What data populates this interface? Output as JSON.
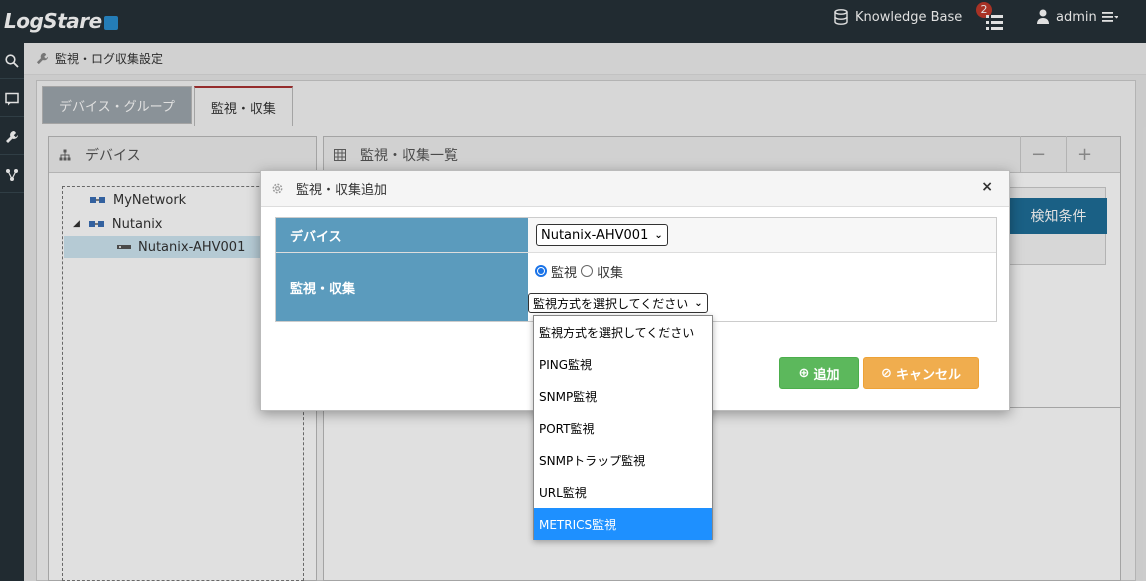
{
  "app": {
    "logo_text": "LogStare",
    "knowledge_base": "Knowledge Base",
    "notification_count": "2",
    "user": "admin"
  },
  "breadcrumb": "監視・ログ収集設定",
  "tabs": [
    {
      "label": "デバイス・グループ",
      "active": false
    },
    {
      "label": "監視・収集",
      "active": true
    }
  ],
  "left_panel": {
    "title": "デバイス",
    "tree": [
      {
        "label": "MyNetwork",
        "level": 1,
        "selected": false
      },
      {
        "label": "Nutanix",
        "level": 1,
        "expanded": true,
        "selected": false
      },
      {
        "label": "Nutanix-AHV001",
        "level": 2,
        "selected": true
      }
    ]
  },
  "right_panel": {
    "title": "監視・収集一覧",
    "minus": "−",
    "plus": "+",
    "detect_label": "検知条件"
  },
  "modal": {
    "title": "監視・収集追加",
    "close": "×",
    "rows": {
      "device_label": "デバイス",
      "device_value": "Nutanix-AHV001",
      "type_label": "監視・収集",
      "radio_monitor": "監視",
      "radio_collect": "収集",
      "radio_selected": "監視",
      "method_placeholder": "監視方式を選択してください"
    },
    "add_button": "追加",
    "cancel_button": "キャンセル"
  },
  "dropdown": {
    "options": [
      "監視方式を選択してください",
      "PING監視",
      "SNMP監視",
      "PORT監視",
      "SNMPトラップ監視",
      "URL監視",
      "METRICS監視"
    ],
    "highlighted": "METRICS監視"
  },
  "colors": {
    "topbar": "#263238",
    "form_label": "#5b9bbd",
    "detect_button": "#1e6e98",
    "add_button": "#5cb85c",
    "cancel_button": "#f0ad4e",
    "highlight": "#1e90ff"
  }
}
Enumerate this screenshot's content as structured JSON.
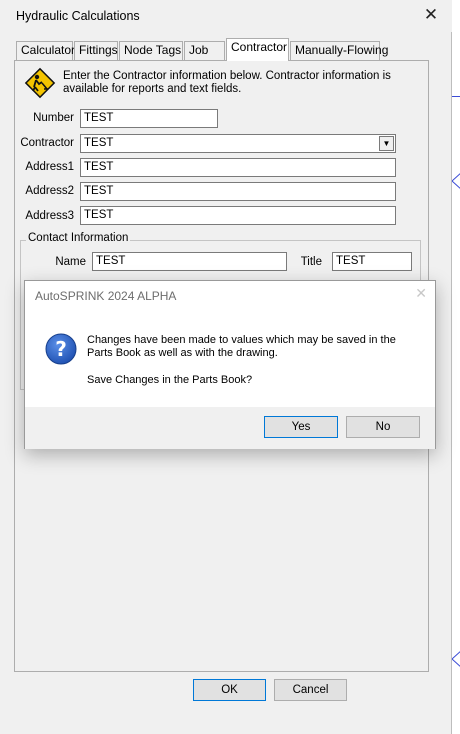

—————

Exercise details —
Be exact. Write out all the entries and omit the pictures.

Answer section —
What data populates this interface? Output as JSON.
{
  "app": {
    "logo_text": "LogStare",
    "knowledge_base": "Knowledge Base",
    "notification_count": "2",
    "user": "admin"
  },
  "breadcrumb": "監視・ログ収集設定",
  "tabs": [
    {
      "label": "デバイス・グループ",
      "active": false
    },
    {
      "label": "監視・収集",
      "active": true
    }
  ],
  "left_panel": {
    "title": "デバイス",
    "tree": [
      {
        "label": "MyNetwork",
        "level": 1,
        "selected": false
      },
      {
        "label": "Nutanix",
        "level": 1,
        "expanded": true,
        "selected": false
      },
      {
        "label": "Nutanix-AHV001",
        "level": 2,
        "selected": true
      }
    ]
  },
  "right_panel": {
    "title": "監視・収集一覧",
    "minus": "−",
    "plus": "+",
    "detect_label": "検知条件"
  },
  "modal": {
    "title": "監視・収集追加",
    "close": "×",
    "rows": {
      "device_label": "デバイス",
      "device_value": "Nutanix-AHV001",
      "type_label": "監視・収集",
      "radio_monitor": "監視",
      "radio_collect": "収集",
      "radio_selected": "監視",
      "method_placeholder": "監視方式を選択してください"
    },
    "add_button": "追加",
    "cancel_button": "キャンセル"
  },
  "dropdown": {
    "options": [
      "監視方式を選択してください",
      "PING監視",
      "SNMP監視",
      "PORT監視",
      "SNMPトラップ監視",
      "URL監視",
      "METRICS監視"
    ],
    "highlighted": "METRICS監視"
  },
  "colors": {
    "topbar": "#263238",
    "form_label": "#5b9bbd",
    "detect_button": "#1e6e98",
    "add_button": "#5cb85c",
    "cancel_button": "#f0ad4e",
    "highlight": "#1e90ff"
  }
}
Enumerate this screenshot's content as structured JSON.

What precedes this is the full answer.